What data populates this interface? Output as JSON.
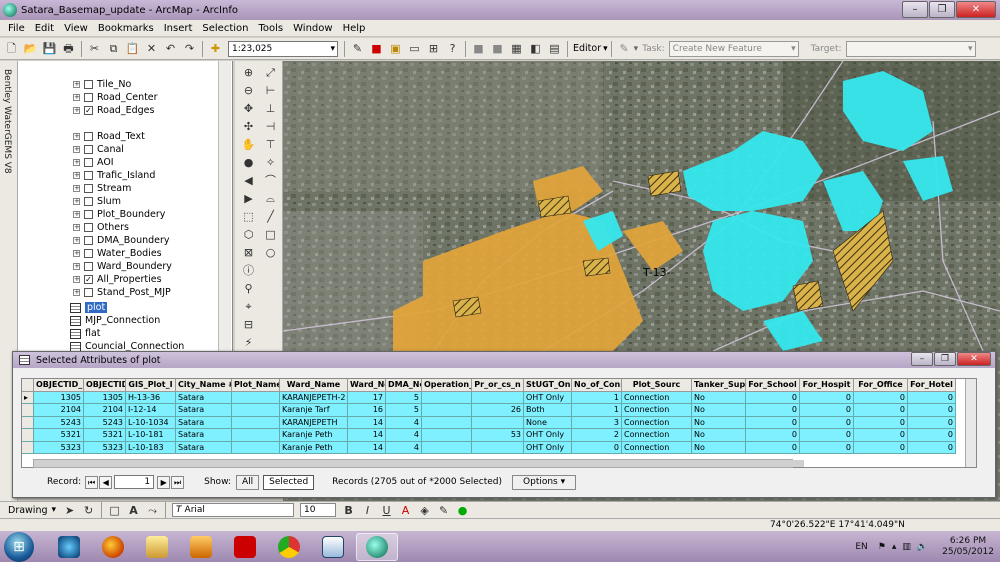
{
  "window": {
    "title": "Satara_Basemap_update - ArcMap - ArcInfo"
  },
  "menu": [
    "File",
    "Edit",
    "View",
    "Bookmarks",
    "Insert",
    "Selection",
    "Tools",
    "Window",
    "Help"
  ],
  "toolbar": {
    "scale": "1:23,025",
    "editor_label": "Editor",
    "task_label": "Task:",
    "task_value": "Create New Feature",
    "target_label": "Target:"
  },
  "side_panel": {
    "vertical_label": "Bentley WaterGEMS V8"
  },
  "toc": {
    "layers": [
      {
        "name": "Tile_No",
        "checked": false
      },
      {
        "name": "Road_Center",
        "checked": false
      },
      {
        "name": "Road_Edges",
        "checked": true
      },
      {
        "name": "Road_Text",
        "checked": false
      },
      {
        "name": "Canal",
        "checked": false
      },
      {
        "name": "AOI",
        "checked": false
      },
      {
        "name": "Trafic_Island",
        "checked": false
      },
      {
        "name": "Stream",
        "checked": false
      },
      {
        "name": "Slum",
        "checked": false
      },
      {
        "name": "Plot_Boundery",
        "checked": false
      },
      {
        "name": "Others",
        "checked": false
      },
      {
        "name": "DMA_Boundery",
        "checked": false
      },
      {
        "name": "Water_Bodies",
        "checked": false
      },
      {
        "name": "Ward_Boundery",
        "checked": false
      },
      {
        "name": "All_Properties",
        "checked": true
      },
      {
        "name": "Stand_Post_MJP",
        "checked": false
      }
    ],
    "tables": [
      "plot",
      "MJP_Connection",
      "flat",
      "Councial_Connection"
    ]
  },
  "map": {
    "label": "T-13-"
  },
  "attributes": {
    "title": "Selected Attributes of plot",
    "columns": [
      "OBJECTID_1",
      "OBJECTID",
      "GIS_Plot_I",
      "City_Name #",
      "Plot_Name",
      "Ward_Name",
      "Ward_No",
      "DMA_No",
      "Operation_",
      "Pr_or_cs_n",
      "StUGT_Only",
      "No_of_Conn",
      "Plot_Sourc",
      "Tanker_Sup",
      "For_School",
      "For_Hospit",
      "For_Office",
      "For_Hotel"
    ],
    "rows": [
      [
        "1305",
        "1305",
        "H-13-36",
        "Satara",
        "",
        "KARANJEPETH-2",
        "17",
        "5",
        "",
        "",
        "OHT Only",
        "1",
        "Connection",
        "No",
        "0",
        "0",
        "0",
        "0"
      ],
      [
        "2104",
        "2104",
        "I-12-14",
        "Satara",
        "",
        "Karanje Tarf",
        "16",
        "5",
        "",
        "26",
        "Both",
        "1",
        "Connection",
        "No",
        "0",
        "0",
        "0",
        "0"
      ],
      [
        "5243",
        "5243",
        "L-10-1034",
        "Satara",
        "",
        "KARANJEPETH",
        "14",
        "4",
        "",
        "",
        "None",
        "3",
        "Connection",
        "No",
        "0",
        "0",
        "0",
        "0"
      ],
      [
        "5321",
        "5321",
        "L-10-181",
        "Satara",
        "",
        "Karanje Peth",
        "14",
        "4",
        "",
        "53",
        "OHT Only",
        "2",
        "Connection",
        "No",
        "0",
        "0",
        "0",
        "0"
      ],
      [
        "5323",
        "5323",
        "L-10-183",
        "Satara",
        "",
        "Karanje Peth",
        "14",
        "4",
        "",
        "",
        "OHT Only",
        "0",
        "Connection",
        "No",
        "0",
        "0",
        "0",
        "0"
      ]
    ],
    "record_label": "Record:",
    "record_value": "1",
    "show_label": "Show:",
    "show_all": "All",
    "show_selected": "Selected",
    "records_text": "Records (2705 out of *2000 Selected)",
    "options_label": "Options"
  },
  "drawing": {
    "label": "Drawing",
    "font": "Arial",
    "size": "10",
    "bold": "B",
    "italic": "I",
    "underline": "U"
  },
  "status": {
    "coordinates": "74°0'26.522\"E  17°41'4.049\"N"
  },
  "taskbar": {
    "lang": "EN",
    "time": "6:26 PM",
    "date": "25/05/2012"
  },
  "colors": {
    "parcels_orange": "#e3a53a",
    "parcels_cyan": "#35e8ee",
    "selected_row": "#7ff0ff",
    "title_bar": "#b9a8c9"
  }
}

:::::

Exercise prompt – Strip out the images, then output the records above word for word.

Response –
What data populates this interface? Output as JSON.
{
  "window": {
    "title": "Satara_Basemap_update - ArcMap - ArcInfo"
  },
  "menu": [
    "File",
    "Edit",
    "View",
    "Bookmarks",
    "Insert",
    "Selection",
    "Tools",
    "Window",
    "Help"
  ],
  "toolbar": {
    "scale": "1:23,025",
    "editor_label": "Editor",
    "task_label": "Task:",
    "task_value": "Create New Feature",
    "target_label": "Target:"
  },
  "side_panel": {
    "vertical_label": "Bentley WaterGEMS V8"
  },
  "toc": {
    "layers": [
      {
        "name": "Tile_No",
        "checked": false
      },
      {
        "name": "Road_Center",
        "checked": false
      },
      {
        "name": "Road_Edges",
        "checked": true
      },
      {
        "name": "Road_Text",
        "checked": false
      },
      {
        "name": "Canal",
        "checked": false
      },
      {
        "name": "AOI",
        "checked": false
      },
      {
        "name": "Trafic_Island",
        "checked": false
      },
      {
        "name": "Stream",
        "checked": false
      },
      {
        "name": "Slum",
        "checked": false
      },
      {
        "name": "Plot_Boundery",
        "checked": false
      },
      {
        "name": "Others",
        "checked": false
      },
      {
        "name": "DMA_Boundery",
        "checked": false
      },
      {
        "name": "Water_Bodies",
        "checked": false
      },
      {
        "name": "Ward_Boundery",
        "checked": false
      },
      {
        "name": "All_Properties",
        "checked": true
      },
      {
        "name": "Stand_Post_MJP",
        "checked": false
      }
    ],
    "tables": [
      "plot",
      "MJP_Connection",
      "flat",
      "Councial_Connection"
    ]
  },
  "map": {
    "label": "T-13-"
  },
  "attributes": {
    "title": "Selected Attributes of plot",
    "columns": [
      "OBJECTID_1",
      "OBJECTID",
      "GIS_Plot_I",
      "City_Name #",
      "Plot_Name",
      "Ward_Name",
      "Ward_No",
      "DMA_No",
      "Operation_",
      "Pr_or_cs_n",
      "StUGT_Only",
      "No_of_Conn",
      "Plot_Sourc",
      "Tanker_Sup",
      "For_School",
      "For_Hospit",
      "For_Office",
      "For_Hotel"
    ],
    "rows": [
      [
        "1305",
        "1305",
        "H-13-36",
        "Satara",
        "",
        "KARANJEPETH-2",
        "17",
        "5",
        "",
        "",
        "OHT Only",
        "1",
        "Connection",
        "No",
        "0",
        "0",
        "0",
        "0"
      ],
      [
        "2104",
        "2104",
        "I-12-14",
        "Satara",
        "",
        "Karanje Tarf",
        "16",
        "5",
        "",
        "26",
        "Both",
        "1",
        "Connection",
        "No",
        "0",
        "0",
        "0",
        "0"
      ],
      [
        "5243",
        "5243",
        "L-10-1034",
        "Satara",
        "",
        "KARANJEPETH",
        "14",
        "4",
        "",
        "",
        "None",
        "3",
        "Connection",
        "No",
        "0",
        "0",
        "0",
        "0"
      ],
      [
        "5321",
        "5321",
        "L-10-181",
        "Satara",
        "",
        "Karanje Peth",
        "14",
        "4",
        "",
        "53",
        "OHT Only",
        "2",
        "Connection",
        "No",
        "0",
        "0",
        "0",
        "0"
      ],
      [
        "5323",
        "5323",
        "L-10-183",
        "Satara",
        "",
        "Karanje Peth",
        "14",
        "4",
        "",
        "",
        "OHT Only",
        "0",
        "Connection",
        "No",
        "0",
        "0",
        "0",
        "0"
      ]
    ],
    "record_label": "Record:",
    "record_value": "1",
    "show_label": "Show:",
    "show_all": "All",
    "show_selected": "Selected",
    "records_text": "Records (2705 out of *2000 Selected)",
    "options_label": "Options"
  },
  "drawing": {
    "label": "Drawing",
    "font": "Arial",
    "size": "10",
    "bold": "B",
    "italic": "I",
    "underline": "U"
  },
  "status": {
    "coordinates": "74°0'26.522\"E  17°41'4.049\"N"
  },
  "taskbar": {
    "lang": "EN",
    "time": "6:26 PM",
    "date": "25/05/2012"
  },
  "colors": {
    "parcels_orange": "#e3a53a",
    "parcels_cyan": "#35e8ee",
    "selected_row": "#7ff0ff",
    "title_bar": "#b9a8c9"
  }
}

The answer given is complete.